No more shall the sound of weeping be heard in it,
or the cry of distress.
Our Easter day was very nice, with the Easter Breakfast and the crowded sanctuary and the handbells ringing in procession and joining the organ and trumpet to lead the congregation in “Jesus Christ is Risen Today” and ending the day with the children’s Easter egg hunt and the leftovers from breakfast for what was now an Easter brunch. It was sunny and warm and happy and sweet.
What I remember about Easter as a child was its innocence. It was about eggs and bunnies and jellybeans. It was about flowers and spring and family gatherings. It was pastel colors and my little sister looking priceless in a darling new dress.
But this morning there is news about the targeting of Christians – mostly women and children – near the children’s rides in a park in Lahore, Pakistan. As of now the news says more than sixty were killed and two hundred injured. And Brussels is still in the news. And Paris before that. And the refugees from Syria. And the violence from ISIS. And the angry words of our own election season.
The images of our happy Easter and the sorrows of the world clash in my mind and heart.
Of course, this is nothing new. That picture in my mind of Kathy in her darling new Easter dress hunting for colored eggs at Uncle Victor and Aunt Evelyn’s home on an Easter afternoon is from the years when the war in Vietnam was ramping up and we were practicing nuclear attack drills in my grade school. And somewhere in there was the Cuban missile crisis and my brother’s night-terror that there was a nuclear bomb under our bunk bed – but Easter was still innocence and candy.
I want to protect that innocence. There was a taste of it all through this last week. When Natalie arrived for work each morning she would place our large pastel, Easter eggs in different places on the lawn or “hiding” in the flower beds. And the children from the music school would get wide-eyed at these giants eggs that were as big as they – and they would climb on them and push them around and parents and nannies would be taking pictures with their cell phones. Every time I walked by I couldn’t help but smile.
We need innocence. We need simple delight. We need laughter and bright, shining eyes.

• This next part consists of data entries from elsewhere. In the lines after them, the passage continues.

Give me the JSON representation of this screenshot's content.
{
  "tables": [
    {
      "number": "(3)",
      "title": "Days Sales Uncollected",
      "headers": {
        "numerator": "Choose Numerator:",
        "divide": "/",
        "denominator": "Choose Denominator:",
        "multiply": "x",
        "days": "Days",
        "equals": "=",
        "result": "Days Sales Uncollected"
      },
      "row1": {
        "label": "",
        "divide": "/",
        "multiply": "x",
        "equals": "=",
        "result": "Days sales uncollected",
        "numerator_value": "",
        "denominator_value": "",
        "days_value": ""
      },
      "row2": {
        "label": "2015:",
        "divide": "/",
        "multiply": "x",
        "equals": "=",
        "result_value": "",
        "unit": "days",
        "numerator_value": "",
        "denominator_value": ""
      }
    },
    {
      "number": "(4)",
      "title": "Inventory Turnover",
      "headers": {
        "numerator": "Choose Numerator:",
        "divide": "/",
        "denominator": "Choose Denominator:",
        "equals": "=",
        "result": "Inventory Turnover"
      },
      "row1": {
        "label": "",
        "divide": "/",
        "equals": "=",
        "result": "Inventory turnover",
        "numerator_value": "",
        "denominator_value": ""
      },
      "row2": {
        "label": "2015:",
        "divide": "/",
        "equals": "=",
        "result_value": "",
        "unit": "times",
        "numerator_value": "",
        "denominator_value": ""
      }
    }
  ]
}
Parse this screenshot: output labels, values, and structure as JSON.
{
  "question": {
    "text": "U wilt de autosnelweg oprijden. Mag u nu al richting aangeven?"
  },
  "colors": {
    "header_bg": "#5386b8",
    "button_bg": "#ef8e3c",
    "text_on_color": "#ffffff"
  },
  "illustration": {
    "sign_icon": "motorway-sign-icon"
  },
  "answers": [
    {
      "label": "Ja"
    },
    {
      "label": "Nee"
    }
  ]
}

There is an element of Easter that is about innocence. We saw it in our first reading this morning where the prophet speaks to a broken and war-torn people about a time to come when all things are made new, when Jerusalem is a joy and the sound of weeping is no more, when invading armies no longer strip your fields and take your houses, when children are no longer laid in the dust of death, when peace comes even to the wolf and the lamb.
I suppose if the prophet were preaching to us he would speak of a world without fear of terrorism and war, without angry rhetoric, without police violence or violence of any kind, when the water is safe to drink in every city and the rains are gentle and reliable, when there is no fear of strange new diseases or familiar old ones.
There is a yearning in the human heart for lost innocence. But the Biblical promise isn’t about going back to a lost innocence –it is about going forward into a new innocence, a new creation, a rebirth of the human heart and a healing of the world. The Biblical promise isn’t about going back to the Garden of Eden, but going forward to the New Jerusalem.
When Jesus announces the dawning of the kingdom of God he is speaking about that healing and transformation of the world where our lives and our world are brought under the governance of God’s Spirit. The prophet Jeremiah spoke about this as the law, the teaching of God, being written on our hearts. Joel talks about it as the Spirit of God poured out on every person, young and old, slave and free. Micah talks about swords being beaten into plowshares and spears into pruning hooks. And Isaiah about light shining in the darkness.
The promise of scripture is that God will give new birth to the human heart and to our world. And the witness of Easter is that that new birth has begun. God has his foot in the door and no matter how ward we try to push him out, God is coming in.
But he’s not coming in on a horse; he’s riding a donkey. He’s not coming with a sword but in peace. He is not coming as a tyrant but a servant. He is not coming with an army of men or angels to drive out the wicked; he is healing the sick and gathering the outcast. He is washing feet. He is forgiving his betrayers. He is offering his life for the sake of the world.
Though we delight in the innocence and the Easter eggs, the story we are here to tell is of a world rescued and redeemed.
Easter speaks its truth most profoundly not on those perfect spring mornings when we were having our picture taken, dressed in our Sunday best, in front of the flower covered cross outside the church. Easter speaks its truth most profoundly in the rubble where people are crucified. There comes the message that the grave is empty. There comes word that God walks with us amidst death and sorrow that we might walk in his light and life.